I am adopting Ascension Health's statement as my position on the right to health care. It is balanced by considerations of stewardship over available resources and the common good, and it makes good use of Catholic moral reasoning.
Do you agree with Ascension Health's statement? If not, what do you think is wrong with it?
Wednesday, June 04, 2008 | 5 Comments
This post has been moved to my other blog, The Road to Black. To post a comment, visit the link.
An update on the countdown:
As of today, Realityworks, Inc. is no longer listed as a sponsor of "The Baby Borrowers" on NBC's website. There are 32 sponsors still on the list.
Monday, June 02, 2008 |
Bacteria can be useful things. Billions of years ago, they made the oxygen we breathe. They help us both produce and digest food. They even help clean up oil spills by eating the hydrocarbons.

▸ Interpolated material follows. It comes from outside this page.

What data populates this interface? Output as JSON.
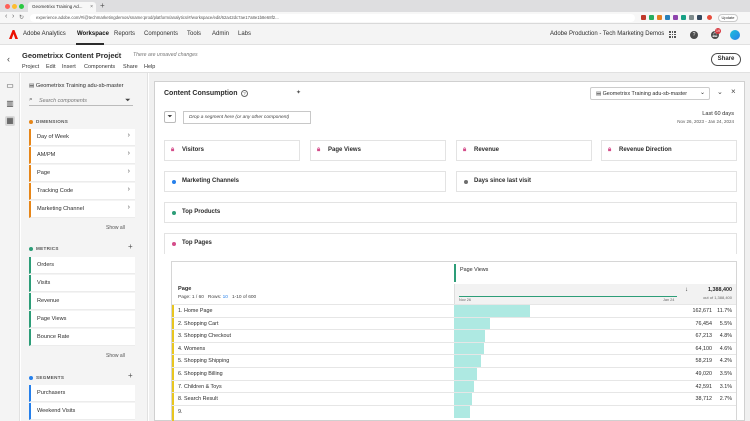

If there are bacteria to eat hydrocarbons, why not bacteria to produce them? That's the question asked by J.C. Bell of Bell Plantation, an agricultural research group whose main product appears to be powdered peanut butter. (Huh?) Its original purpose is to follow in the footsteps of George Washington Carver by creating new uses for peanuts, and Bell seems to have come up with a whopper of a use for peanuts and other "recoverable biomass": give it to cloned bacteria that can convert it into hydrocarbons.
To this end, he has started a new company, Bell BioEnergy, to develop not only a process, but also significant production capacity. Columnist Dan Calabrese quoted an ambitious Bell in a piece last May as saying his company is poised within two years to produce as much as 500,000 barrels of hydrocarbon fuel -- per day.
If Bell achieves even a fraction of his goal, Bell BioEnergy could become the most influential new American company of the century. But there's no word on how abundant, cheap, domestically produced oil will affect polar bears.
Monday, June 02, 2008 |
I was trying to explain to someone the other day how God wants us to rely on him for all our wants and needs. "But God helps those who help themselves," he pointed out.
"Well, it's about our attitude," I answered lamely.
But the truth is that I was at a bit of a loss. How does one reconcile the need to not only trust God, but to rely on him, with the need to be responsible and adult?
I was given the answer this morning: The solution is service. We rely on God, but in turn we are to serve him. This is how we take care of our duties while at the same time casting our needs on him.
A life of service is contrary to American values. This is the land of the self-made man, the home of the rags-to-riches story. Our culture tells us to do everything ultimately in service to ourselves -- an ideal that appeals very much to our fallen nature.
To let go of that message requires two simultaneous steps: abandon our cares to God, and commit ourselves to his service. This lifestyle is not reserved only to St. Francis of Assisi and Mother Teresa; every Christian is called to it.
It's easier said than done. I'm still struggling against it in many ways — my own nature is no less fallen than anyone else's. But it's good to formulate and meditate on the ideal to help open our hearts to it.
Sunday, June 01, 2008 |